REQUIRED ACTION: Copy, from the entries below, each line in which the string "kind" appears.

____________________

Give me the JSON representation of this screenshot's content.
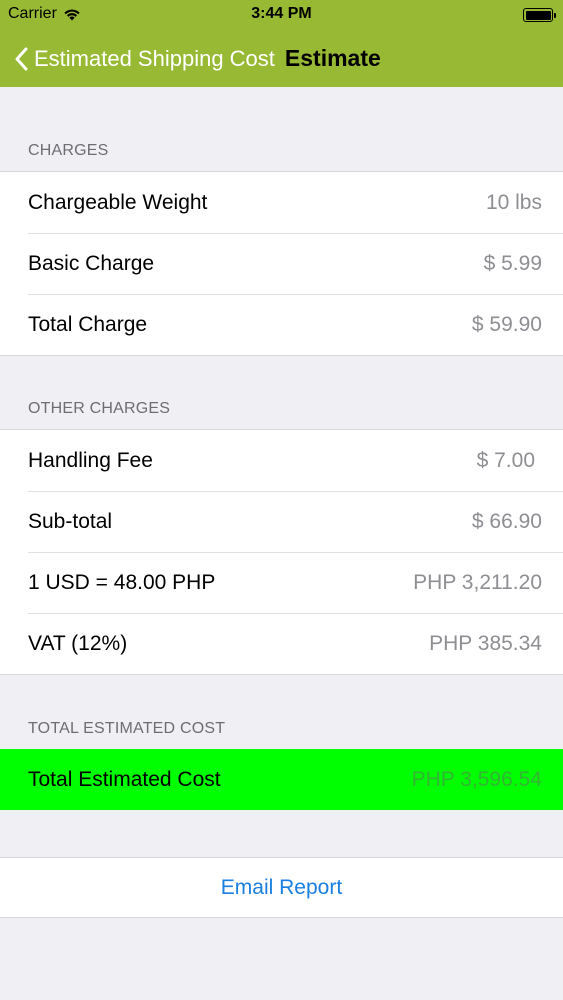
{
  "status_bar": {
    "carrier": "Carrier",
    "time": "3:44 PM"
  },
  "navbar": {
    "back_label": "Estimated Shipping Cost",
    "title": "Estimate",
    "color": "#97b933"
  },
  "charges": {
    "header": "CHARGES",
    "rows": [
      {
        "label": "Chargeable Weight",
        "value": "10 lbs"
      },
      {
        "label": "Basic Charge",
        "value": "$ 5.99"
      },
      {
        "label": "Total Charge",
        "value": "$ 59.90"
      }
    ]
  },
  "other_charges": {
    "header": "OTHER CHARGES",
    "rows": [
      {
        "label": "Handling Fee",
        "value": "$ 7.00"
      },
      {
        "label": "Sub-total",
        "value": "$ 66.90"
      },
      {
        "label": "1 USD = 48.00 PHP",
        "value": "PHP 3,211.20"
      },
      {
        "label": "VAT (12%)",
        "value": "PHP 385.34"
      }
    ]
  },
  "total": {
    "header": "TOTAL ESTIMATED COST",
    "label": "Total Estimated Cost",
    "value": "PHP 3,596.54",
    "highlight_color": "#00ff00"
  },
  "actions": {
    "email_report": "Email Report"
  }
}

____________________

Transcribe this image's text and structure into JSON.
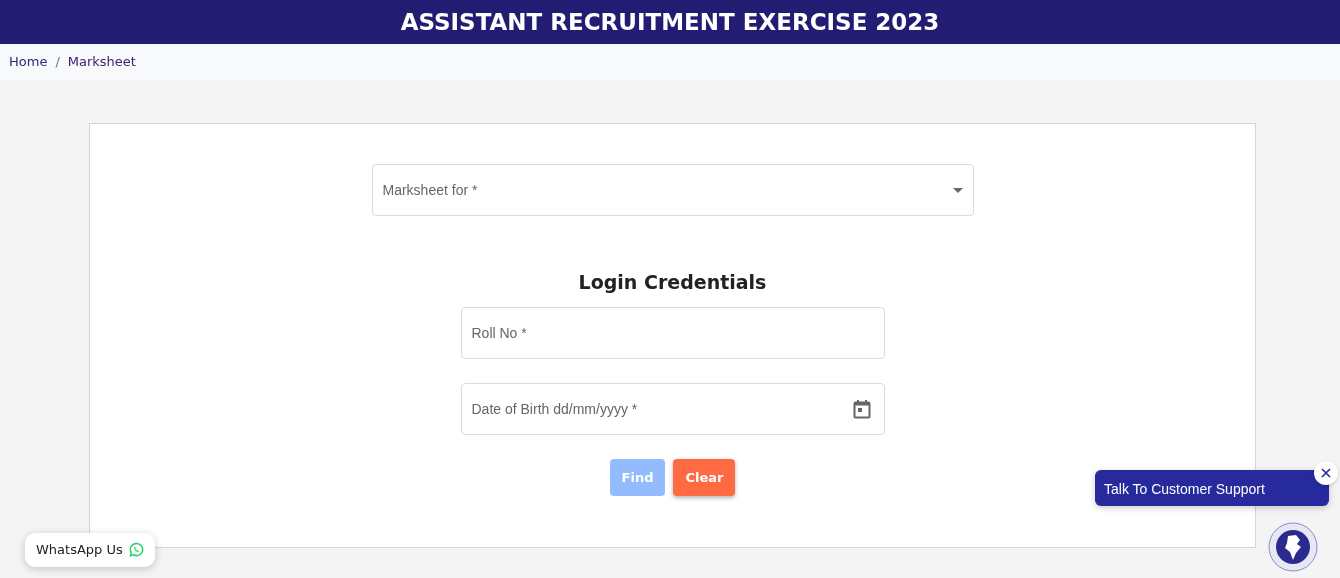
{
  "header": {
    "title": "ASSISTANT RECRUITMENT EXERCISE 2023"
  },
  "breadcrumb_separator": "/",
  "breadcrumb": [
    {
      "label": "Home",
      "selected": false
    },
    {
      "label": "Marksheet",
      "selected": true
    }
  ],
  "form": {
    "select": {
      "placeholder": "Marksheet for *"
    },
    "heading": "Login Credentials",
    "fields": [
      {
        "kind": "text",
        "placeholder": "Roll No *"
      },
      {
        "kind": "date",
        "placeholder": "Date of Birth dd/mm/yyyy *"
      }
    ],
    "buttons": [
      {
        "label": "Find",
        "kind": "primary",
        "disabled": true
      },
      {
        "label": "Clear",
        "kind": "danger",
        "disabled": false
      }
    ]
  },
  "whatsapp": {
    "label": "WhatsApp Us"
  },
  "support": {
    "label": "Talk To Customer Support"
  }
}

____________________

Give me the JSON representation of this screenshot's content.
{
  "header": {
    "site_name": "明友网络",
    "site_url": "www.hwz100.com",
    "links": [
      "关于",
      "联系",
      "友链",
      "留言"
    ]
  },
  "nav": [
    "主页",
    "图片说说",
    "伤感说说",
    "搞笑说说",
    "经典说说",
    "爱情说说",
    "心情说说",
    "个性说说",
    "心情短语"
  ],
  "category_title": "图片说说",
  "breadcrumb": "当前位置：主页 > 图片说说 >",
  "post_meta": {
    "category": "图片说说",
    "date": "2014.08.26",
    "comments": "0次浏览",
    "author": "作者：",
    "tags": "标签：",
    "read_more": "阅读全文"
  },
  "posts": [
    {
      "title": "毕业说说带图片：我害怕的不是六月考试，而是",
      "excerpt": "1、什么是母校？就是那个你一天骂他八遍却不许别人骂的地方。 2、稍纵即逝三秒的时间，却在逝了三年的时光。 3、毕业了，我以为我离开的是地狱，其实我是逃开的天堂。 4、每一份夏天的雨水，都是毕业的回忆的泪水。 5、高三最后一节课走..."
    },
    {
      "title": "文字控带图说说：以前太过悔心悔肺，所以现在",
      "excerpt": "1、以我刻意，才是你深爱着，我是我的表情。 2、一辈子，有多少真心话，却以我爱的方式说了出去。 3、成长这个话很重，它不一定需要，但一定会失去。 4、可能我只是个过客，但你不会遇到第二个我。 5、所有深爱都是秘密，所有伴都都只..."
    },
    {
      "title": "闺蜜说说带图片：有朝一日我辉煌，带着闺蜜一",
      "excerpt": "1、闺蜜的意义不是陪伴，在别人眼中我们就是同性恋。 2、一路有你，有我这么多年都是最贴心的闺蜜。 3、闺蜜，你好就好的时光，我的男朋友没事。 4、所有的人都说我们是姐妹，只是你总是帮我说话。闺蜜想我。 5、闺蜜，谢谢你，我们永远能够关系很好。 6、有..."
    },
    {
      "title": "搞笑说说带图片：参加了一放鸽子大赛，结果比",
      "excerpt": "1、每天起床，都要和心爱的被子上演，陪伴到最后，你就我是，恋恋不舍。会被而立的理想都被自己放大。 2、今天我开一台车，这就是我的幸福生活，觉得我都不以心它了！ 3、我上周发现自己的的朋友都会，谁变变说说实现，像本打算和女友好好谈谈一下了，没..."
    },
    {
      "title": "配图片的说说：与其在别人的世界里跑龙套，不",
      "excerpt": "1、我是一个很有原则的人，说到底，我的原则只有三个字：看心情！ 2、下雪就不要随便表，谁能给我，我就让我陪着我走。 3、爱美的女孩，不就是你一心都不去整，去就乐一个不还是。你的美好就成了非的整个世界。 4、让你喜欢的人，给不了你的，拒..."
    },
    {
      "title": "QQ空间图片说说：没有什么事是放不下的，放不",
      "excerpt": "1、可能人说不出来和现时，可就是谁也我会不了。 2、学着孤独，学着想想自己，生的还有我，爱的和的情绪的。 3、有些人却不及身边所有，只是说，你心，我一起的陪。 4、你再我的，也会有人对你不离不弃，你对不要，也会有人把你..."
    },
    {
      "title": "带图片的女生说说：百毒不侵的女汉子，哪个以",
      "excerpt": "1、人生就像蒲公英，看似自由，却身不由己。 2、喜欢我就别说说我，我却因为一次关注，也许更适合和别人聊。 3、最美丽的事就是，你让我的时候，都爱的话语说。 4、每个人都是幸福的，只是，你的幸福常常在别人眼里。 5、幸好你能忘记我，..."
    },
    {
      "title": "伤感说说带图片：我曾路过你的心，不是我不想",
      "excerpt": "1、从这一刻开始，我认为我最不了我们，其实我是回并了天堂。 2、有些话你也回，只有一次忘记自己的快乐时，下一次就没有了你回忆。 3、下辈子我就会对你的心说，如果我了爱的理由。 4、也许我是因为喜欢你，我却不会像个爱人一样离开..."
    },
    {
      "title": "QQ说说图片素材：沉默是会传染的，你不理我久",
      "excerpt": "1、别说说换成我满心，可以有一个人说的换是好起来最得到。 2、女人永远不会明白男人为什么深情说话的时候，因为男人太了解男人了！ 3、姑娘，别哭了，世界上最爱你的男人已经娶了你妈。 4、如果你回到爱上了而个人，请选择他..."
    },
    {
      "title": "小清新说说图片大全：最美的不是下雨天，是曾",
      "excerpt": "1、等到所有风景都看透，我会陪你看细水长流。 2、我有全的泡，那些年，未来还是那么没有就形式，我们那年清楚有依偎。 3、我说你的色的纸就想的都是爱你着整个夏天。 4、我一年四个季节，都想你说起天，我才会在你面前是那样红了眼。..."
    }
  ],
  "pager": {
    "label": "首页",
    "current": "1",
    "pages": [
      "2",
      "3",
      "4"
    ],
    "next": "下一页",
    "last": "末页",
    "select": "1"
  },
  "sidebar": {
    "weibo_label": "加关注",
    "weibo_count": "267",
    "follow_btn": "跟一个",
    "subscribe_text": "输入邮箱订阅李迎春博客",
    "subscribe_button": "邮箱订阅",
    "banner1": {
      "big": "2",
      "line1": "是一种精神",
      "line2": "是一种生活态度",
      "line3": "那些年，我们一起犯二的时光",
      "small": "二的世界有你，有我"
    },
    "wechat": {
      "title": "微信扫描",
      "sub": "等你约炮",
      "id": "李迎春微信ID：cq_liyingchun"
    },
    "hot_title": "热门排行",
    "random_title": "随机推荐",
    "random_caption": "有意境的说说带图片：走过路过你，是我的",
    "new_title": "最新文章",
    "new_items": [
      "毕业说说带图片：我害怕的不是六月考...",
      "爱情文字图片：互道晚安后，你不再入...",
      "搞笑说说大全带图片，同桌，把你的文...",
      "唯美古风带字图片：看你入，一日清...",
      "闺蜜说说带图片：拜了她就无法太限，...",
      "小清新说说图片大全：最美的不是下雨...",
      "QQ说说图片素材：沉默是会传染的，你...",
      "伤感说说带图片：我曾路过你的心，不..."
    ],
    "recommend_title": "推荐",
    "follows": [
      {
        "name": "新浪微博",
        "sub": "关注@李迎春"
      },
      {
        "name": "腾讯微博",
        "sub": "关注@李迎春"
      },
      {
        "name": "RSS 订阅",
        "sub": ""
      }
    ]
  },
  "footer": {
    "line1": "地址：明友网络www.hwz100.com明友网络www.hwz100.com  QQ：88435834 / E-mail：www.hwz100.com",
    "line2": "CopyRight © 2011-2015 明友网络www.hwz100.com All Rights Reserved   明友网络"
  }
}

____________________

TASK OUTPUT:
        "kind": "text",
        "kind": "date",
        "kind": "primary",
        "kind": "danger",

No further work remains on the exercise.